To support more ambitious growth, CIO Dave Keith led the internal development of a new paperless processing platform, based on a distributed Unix and Oracle environment, incorporating rules-based homegrown applications plus some third-party workflow and imaging toolsets.
“We were trying to meet customer demands, for example to provide data to the end customer the way they wanted to see it,” Keith explains. “But we were also able to put new products out in four months or less, versus over a year with the old system,” he adds. “We saw our cost per annuity contract drop as much as 50 percent even while transaction volumes went up 50 percent. We’d picked the right tools and architecture … it was a high-performance solution.”
By shutting down the legacy system and retiring 14 apps, Keith shrank IT from 140 to 80 people, freeing up more resources for innovation and cutting overall IT costs by 40 percent. More significantly, recalls Keith, even though Security Benefit was growing quickly, “The new infrastructure was barely breathing. …We had so much capacity and the processing was so fast it didn’t seem to stress at all.”
“We realized we’d done something really innovative,” Keith adds, explaining his decision to ask senior management for permission to try selling the internal processing capabilities to external customers — potentially, even Security Benefit competitors. “The company was looking for additional ways to bring revenue, and we knew in our industry that sooner or later others would get there. So the question was, ‘How do we take advantage of what we have now?’ ”
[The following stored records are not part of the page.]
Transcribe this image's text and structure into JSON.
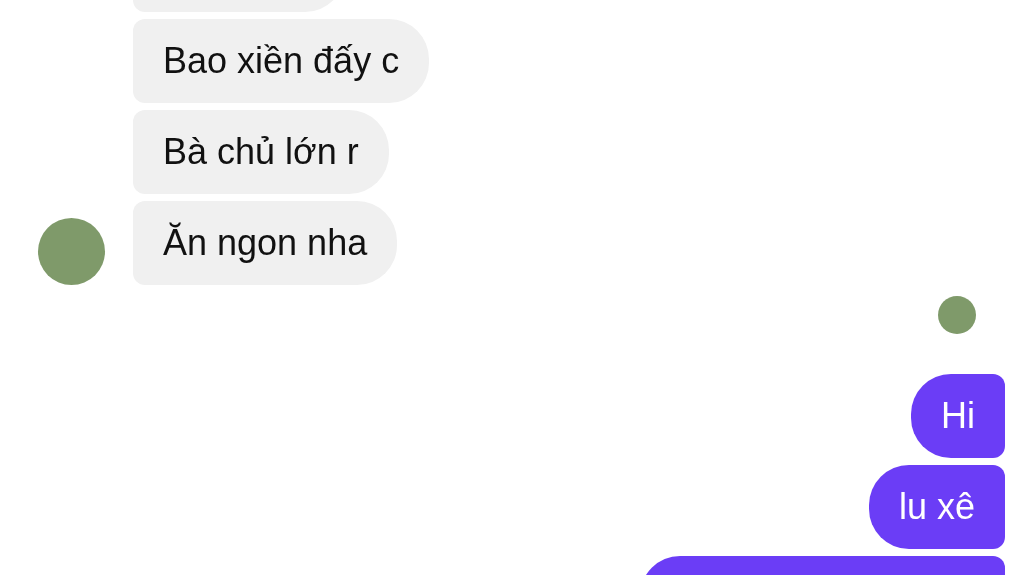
{
  "messages": [
    {
      "kind": "incoming",
      "avatar": false
    },
    {
      "kind": "incoming",
      "text": "Bao xiền đấy c",
      "avatar": false
    },
    {
      "kind": "incoming",
      "text": "Bà chủ lớn r",
      "avatar": false
    },
    {
      "kind": "incoming",
      "text": "Ăn ngon nha",
      "avatar": true
    },
    {
      "kind": "receipt"
    },
    {
      "kind": "outgoing",
      "text": "Hi"
    },
    {
      "kind": "outgoing",
      "text": "lu xê"
    },
    {
      "kind": "outgoing"
    }
  ]
}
With the blessing of CEO Chris Robbins, who Keith explains “always says we should be thinking boldly and challenging norms,” IT in 2004 assembled a small group to assess the potential market and write a business plan. The team included such business-side experts as the head of the company’s service operation, “who had very good understanding of the processing we’d need to do,” Keith says. “Everybody saw it as good opportunity to explore, but nobody thought it was a no-brainer,” he recalls.
In 2004 the plan was approved and the company’s IT department became the se² business unit, including a team that went into the field to start selling. Today se², with 150 employees and Keith as president, maintains all IT services for Security Benefit, and offers an array of third-party contract and policy administration services to external customers, including servicing, call handling, back office and payment processing, pricing, compliance, document management and storage, and offshore workflow management.
With new clients on board, se² is now officially a success — administering $34 billion worth of contracts and policies, Keith notes, of which Security Benefit represents $16 billion. “We’re growing our non-Security Benefit business at a very rapid rate,” he adds.
Keith cites a few factors as critical to the venture’s success, including the initial burst of confidence and momentum than came from building the new platform. “IT rallied,” he says. “We realized the only way we were going to improve as an organization was if we took charge, took the accountability and fixed it. There’s a renewed energy now.”
Using IT staff to sell the new services rather than hiring others to sell it was also a good idea, Keith explains. And in 2002 the company realigned its service operations to report through IT, “so we started to see more collaboration and synergy, the two groups sort of blended together,” he adds.